Trends in prescription of oral anticoagulants in elderly individuals with atrial fibrillation in UK primary care

Study type
Date of Approval
Study reference ID
Lay Summary

Anticoagulants are medications that are used to reduce the formation of blood clots. They are often prescribed to patients with irregular heart rhythm such as atrial fibrillation to prevent strokes (blood clots in the brain). The most commonly used oral anticoagulants are vitamin K antagonists (VKAs) and direct oral anticoagulants (DOACs). Although effective at reducing the risk of clotting, VKAs are impractical to use, and may be associated with significant bleeding complications. DOACs were introduced in the UK in 2008 as potentially interesting alternatives to VKAs. They work as well as warfarin in reducing blood clots but cause fewer bleedings and are also easier to use. Atrial fibrillation is common in elderly patients and oral anticoagulants have been shown to be very effective to prevent stroke in this population. However, they are often underprescribed to these patients. It is not clear whether the recent introduction of DOACs has led to an increase in the number of elderly patients prescribed anticoagulants. Therefore, the objective of this study will be to describe temporal trends in the prescription of oral anticoagulants to patients with atrial fibrillation aged 80 and above between 2011 and 2021 in the UK. We will also describe the characteristics of patients who are treated with these medications. These findings will inform physicians and public decision makers on the use of oral anticoagulants over time in elderly patients.

Technical Summary

Individuals with atrial fibrillation have a five-fold increased risk of ischaemic stroke compared to those without atrial fibrillation. Direct oral anticoagulants (DOACs) are recommended over vitamin K antagonists for most patients with nonvalvular atrial fibrillation (NVAF) for the prevention of stroke, including elderly patients. However, oral anticoagulants (OACs) are often under-prescribed to the elderly in clinical practice. A better understanding of the prescribing trends since the approval of DOACs for stroke prevention in NVAF in 2011 and obstacles to DOACs prescription in this population could help improve the management of these patients. Thus, we will conduct a cohort study to describe temporal trends in prescriptions of OACs in elderly patients in UK primary care between 2011 and 2021. The cohort will include all patients aged 80 years and older with NVAF registered in the CPRD during the study period. We will estimate incident rates of OAC prescriptions for each calendar year using a Poisson distribution, overall and stratified by age, sex, OAC molecule, and nation.

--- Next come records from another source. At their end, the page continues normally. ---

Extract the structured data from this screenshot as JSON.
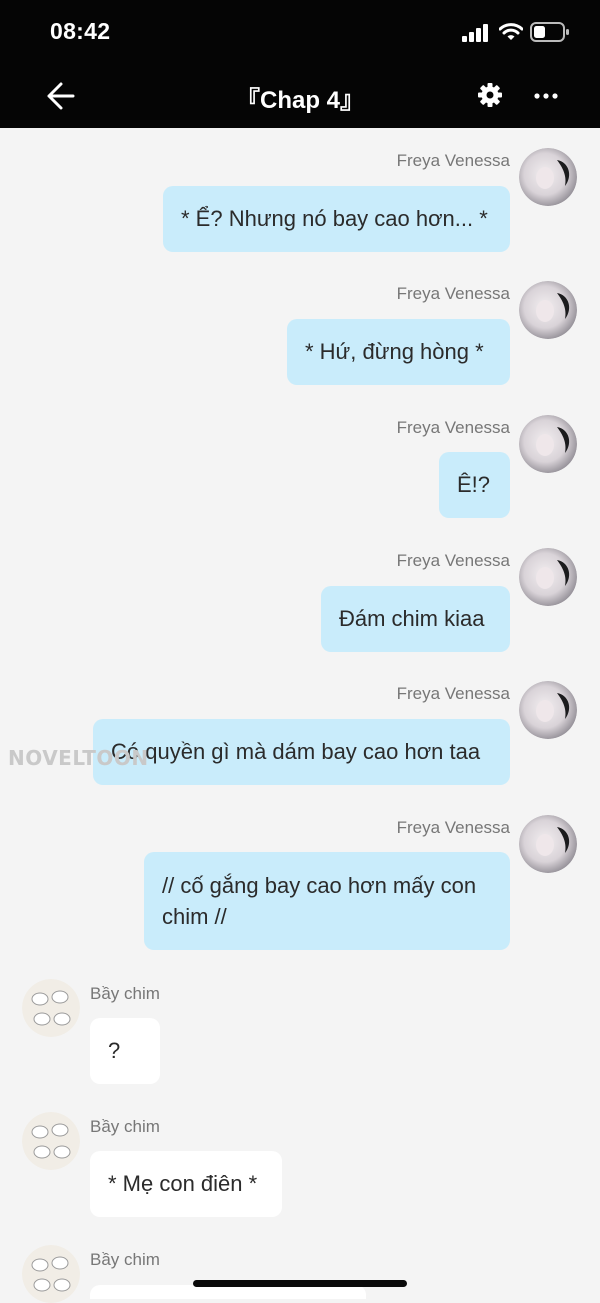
{
  "status_bar": {
    "time": "08:42"
  },
  "header": {
    "title": "『Chap 4』"
  },
  "watermark": "NOVELTOON",
  "messages": [
    {
      "sender": "Freya Venessa",
      "text": "* Ể? Nhưng nó bay cao hơn... *"
    },
    {
      "sender": "Freya Venessa",
      "text": "* Hứ, đừng hòng *"
    },
    {
      "sender": "Freya Venessa",
      "text": "Ê!?"
    },
    {
      "sender": "Freya Venessa",
      "text": "Đám chim kiaa"
    },
    {
      "sender": "Freya Venessa",
      "text": "Có quyền gì mà dám bay cao hơn taa"
    },
    {
      "sender": "Freya Venessa",
      "text": "// cố gắng bay cao hơn mấy con chim //"
    },
    {
      "sender": "Bầy chim",
      "text": "?"
    },
    {
      "sender": "Bầy chim",
      "text": "* Mẹ con điên *"
    },
    {
      "sender": "Bầy chim",
      "text": ""
    }
  ]
}
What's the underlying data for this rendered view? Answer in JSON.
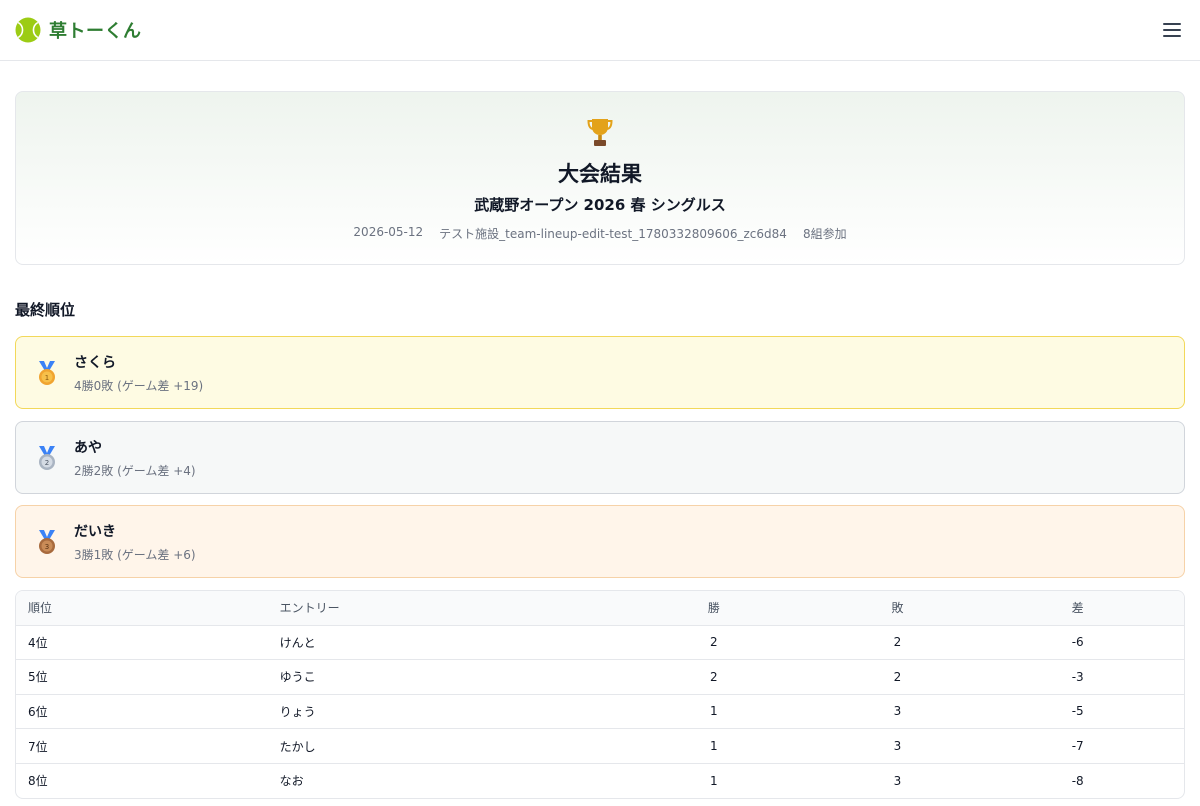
{
  "header": {
    "app_name": "草トーくん",
    "icons": {
      "logo": "tennis-ball-icon",
      "menu": "hamburger-menu-icon"
    },
    "brand_color": "#2e7d32"
  },
  "result": {
    "icon": "trophy-icon",
    "title": "大会結果",
    "event_name": "武蔵野オープン 2026 春 シングルス",
    "date": "2026-05-12",
    "venue": "テスト施設_team-lineup-edit-test_1780332809606_zc6d84",
    "participants": "8組参加"
  },
  "final_ranking": {
    "title": "最終順位",
    "podium": [
      {
        "medal": "gold-medal-icon",
        "name": "さくら",
        "record": "4勝0敗 (ゲーム差 +19)",
        "color": "#fefbe3"
      },
      {
        "medal": "silver-medal-icon",
        "name": "あや",
        "record": "2勝2敗 (ゲーム差 +4)",
        "color": "#f6f8f8"
      },
      {
        "medal": "bronze-medal-icon",
        "name": "だいき",
        "record": "3勝1敗 (ゲーム差 +6)",
        "color": "#fff5ea"
      }
    ]
  },
  "table": {
    "headers": {
      "rank": "順位",
      "entry": "エントリー",
      "wins": "勝",
      "losses": "敗",
      "diff": "差"
    },
    "rows": [
      {
        "rank": "4位",
        "entry": "けんと",
        "wins": "2",
        "losses": "2",
        "diff": "-6"
      },
      {
        "rank": "5位",
        "entry": "ゆうこ",
        "wins": "2",
        "losses": "2",
        "diff": "-3"
      },
      {
        "rank": "6位",
        "entry": "りょう",
        "wins": "1",
        "losses": "3",
        "diff": "-5"
      },
      {
        "rank": "7位",
        "entry": "たかし",
        "wins": "1",
        "losses": "3",
        "diff": "-7"
      },
      {
        "rank": "8位",
        "entry": "なお",
        "wins": "1",
        "losses": "3",
        "diff": "-8"
      }
    ]
  }
}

We will also identify the predictors of OAC initiation and persistence. Finally, we will describe changes in baseline characteristics of elderly patients newly prescribed OACs over time. Given that OACs have been underprescribed in this elderly population, the results of this study will provide insight as to how OAC prescribing have evolved in UK primary care practices in the last decade.

Health Outcomes to be Measured

First prescription of DOACs (apixaban, edoxaban, dabigatran, rivaroxaban) and VKAs in elderly patients with NVAF, overall and by age, sex, particular comorbidities, UK nations and individual OAC molecules.
Baseline characteristics of patients newly prescribed OAC (age, sex, comorbidities, comedications, measures of health utilization).
Predictors of initiation and persistence of OAC treatment
Prevalence of OAC utilization overall and by age, sex, UK nations and OAC molecules.


Samy Suissa - Chief Investigator - Sir Mortimer B Davis Jewish General Hospital
Christel Renoux - Corresponding Applicant - McGill University
Ekaterina Pazukhina - Collaborator - McGill University
Erica Moodie - Collaborator - McGill University
Sarah Beradid - Collaborator - Sir Mortimer B Davis Jewish General Hospital